The University Record, April 22,, 1997
Symposium explores experience of healing by ancient methods
By Deborah Gilbert
News and Information Services
A conch horn wailed, a drum throbbed and cedar incense wafted through the Pendleton Room at the Michigan Union April 15 as Cristino B. Perez, an Aztec shaman, opened the symposium, "Indigenous Healing: Alive and Well," by performing a healing ceremony that invoked the Great Spirit.
Cheryl M. Killion, assistant professor of nursing and symposium organizer, introduced Perez and his assistants, explaining that indigenous healing, which relies in part on belief, has an internal logic that is based on cultural and world views. It also is based on an enormous store of accumulated experience with healing plants and animals---wisdom that is being lost as indigenous cultures are Westernized and technologized. The symposium is a component of Killion's course, "Cultural Aspects of Health and Illness."
Perez said that indigenous tribes in North, South and Central America, who have been coming together recently to explore rituals and customs, are discovering that they share strikingly similar healing traditions, including dusting the ailing body with a feather or cedar boughs and laying on of hands to determine areas that need healing.
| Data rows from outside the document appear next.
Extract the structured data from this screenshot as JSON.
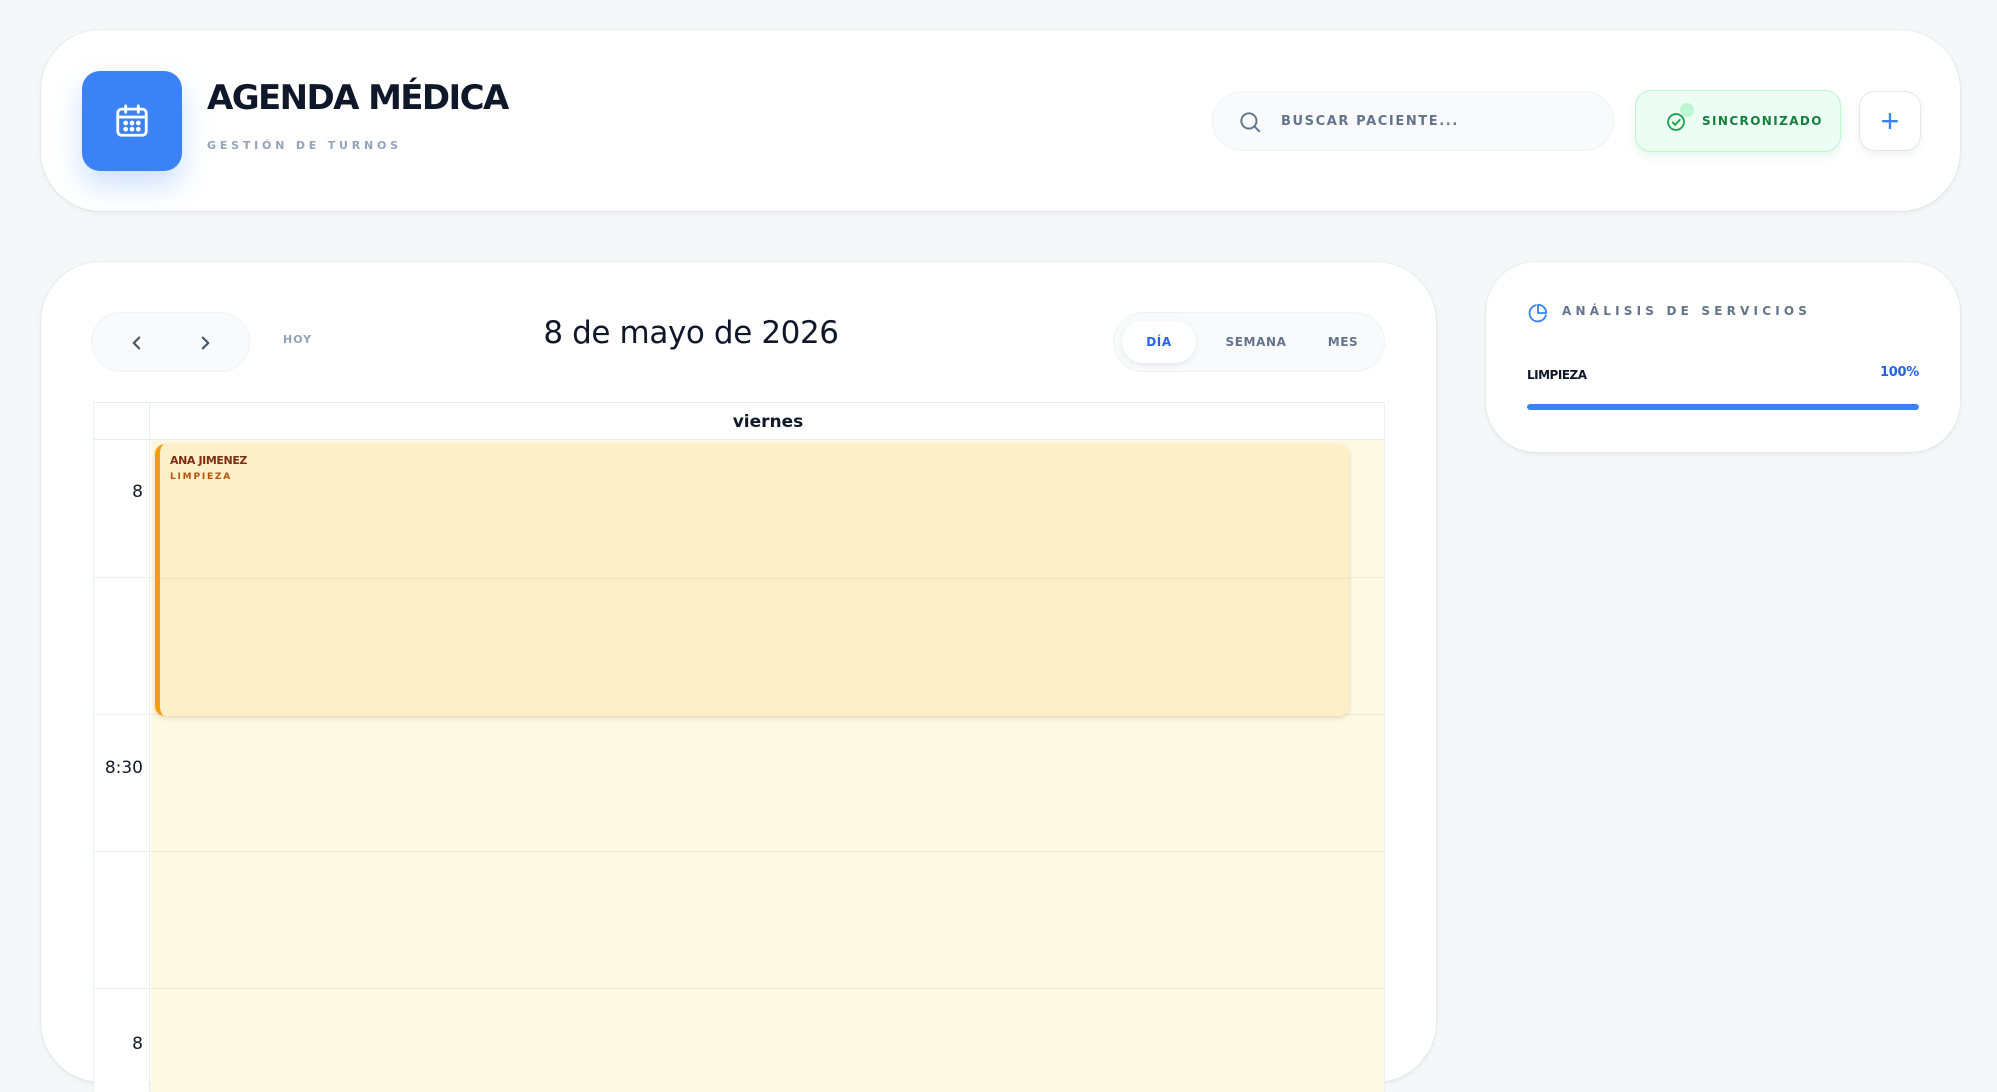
{
  "header": {
    "title": "AGENDA MÉDICA",
    "subtitle": "GESTIÓN DE TURNOS",
    "logo_icon": "calendar-icon",
    "search": {
      "placeholder": "BUSCAR PACIENTE...",
      "value": "",
      "icon": "search-icon"
    },
    "sync": {
      "label": "SINCRONIZADO",
      "icon": "check-circle-icon"
    },
    "add_button": {
      "label": "+",
      "icon": "plus-icon"
    }
  },
  "calendar": {
    "nav": {
      "prev_icon": "chevron-left-icon",
      "next_icon": "chevron-right-icon"
    },
    "today_label": "HOY",
    "date_title": "8 de mayo de 2026",
    "views": [
      {
        "label": "DÍA",
        "active": true
      },
      {
        "label": "SEMANA",
        "active": false
      },
      {
        "label": "MES",
        "active": false
      }
    ],
    "day_name": "viernes",
    "time_labels": [
      "8",
      "8:30",
      "8"
    ],
    "events": [
      {
        "patient": "ANA JIMENEZ",
        "service": "LIMPIEZA"
      }
    ]
  },
  "analysis": {
    "title": "ANÁLISIS DE SERVICIOS",
    "icon": "pie-chart-icon",
    "services": [
      {
        "name": "LIMPIEZA",
        "percent_label": "100%",
        "fraction": 1.0
      }
    ]
  },
  "colors": {
    "accent": "#3b82f6",
    "sync_green": "#15803d",
    "event_border": "#f59e0b",
    "event_bg": "#fdefc8",
    "day_bg": "#fef9e3"
  }
}
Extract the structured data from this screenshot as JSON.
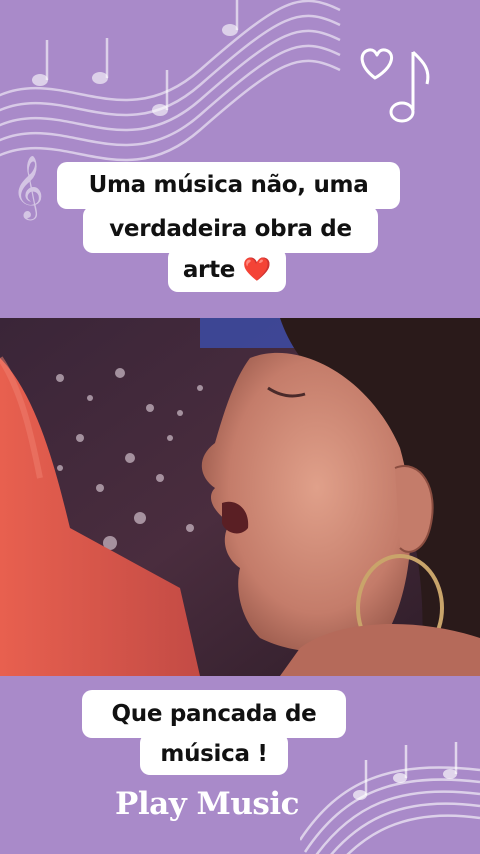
{
  "caption_top": {
    "line1": "Uma música não, uma",
    "line2": "verdadeira obra de",
    "line3_text": "arte",
    "line3_emoji": "❤️"
  },
  "caption_bottom": {
    "line1": "Que pancada de",
    "line2": "música !"
  },
  "brand": "Play Music",
  "colors": {
    "background": "#a98ac9",
    "bubble": "#ffffff",
    "text": "#111111"
  },
  "icons": [
    "music-staff-decoration",
    "heart-outline-icon",
    "music-note-icon"
  ]
}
Many tribes perform an annual sundance, purify themselves with steam and conduct "visionquests."
"Physicians in Mexico," he added, "are coming to accept the power of indigenous healing methods," and are willing to use them in the healing process.
Mark J. Plotkin, an ethobotanist and executive director of the Ethnobiologist and Conservation Team in Washington, D.C., echoed Killion's and Perez's concern about lost indigenous knowledge and experience.
Author of Tales of a Shaman Apprentice, Plotkin has spent the past 15 years collecting healing plants in the Amazon. "I have a Harvard mentor," he said, as a photograph of a distinguished, bearded scholar flashed on the screen, "and a shaman mentor," he added, as an Amazonian shaman in a red breech cloth filled the screen. "Both," he stressed, "are equally knowledgeable."
Plotkin told the story of one shaman he knows who makes a potion of four plants that has a proven effect on diabetic patients. "The woman whom I saw had sores between her toes, an extremely high sugar count and was nearly comatose," Plotkin said. "Twelve hours after administering the potion, her sugar count was normal. Her sores were healed within a week."
Plotkin listed a staggering array of tropical plants and animals with medicinal uses, including fungi, frogs, leeches, insects and flowering plants that bloom 120 feet above the ground, sometimes just one fleeting week a year. "Every variety of leech secretes a different kind of anti-coagulant. The monkey frog secretes a compound that is very effective in treating high blood pressure. Cone snails secrete some 200 different peptide-poisons, including a promising new substitute for morphine," he said.
May apple compounds shrink genital warts and rosy periwinkle helps childhood leukemia. The philodendron vine drips a pain killer, and some kinds of Amazonian ants are good for relief of rheumatism.
Indigenous tribes have been shamed, tragically, into abandoning their cultures by missionaries and other Westerners, according to Plotkin. To counter that trend, Plotkin has established the "Shamans' Apprentice Program," which utilizes a new training model for ethnobotanists so they can learn from shamans before their wisdom is lost to mankind.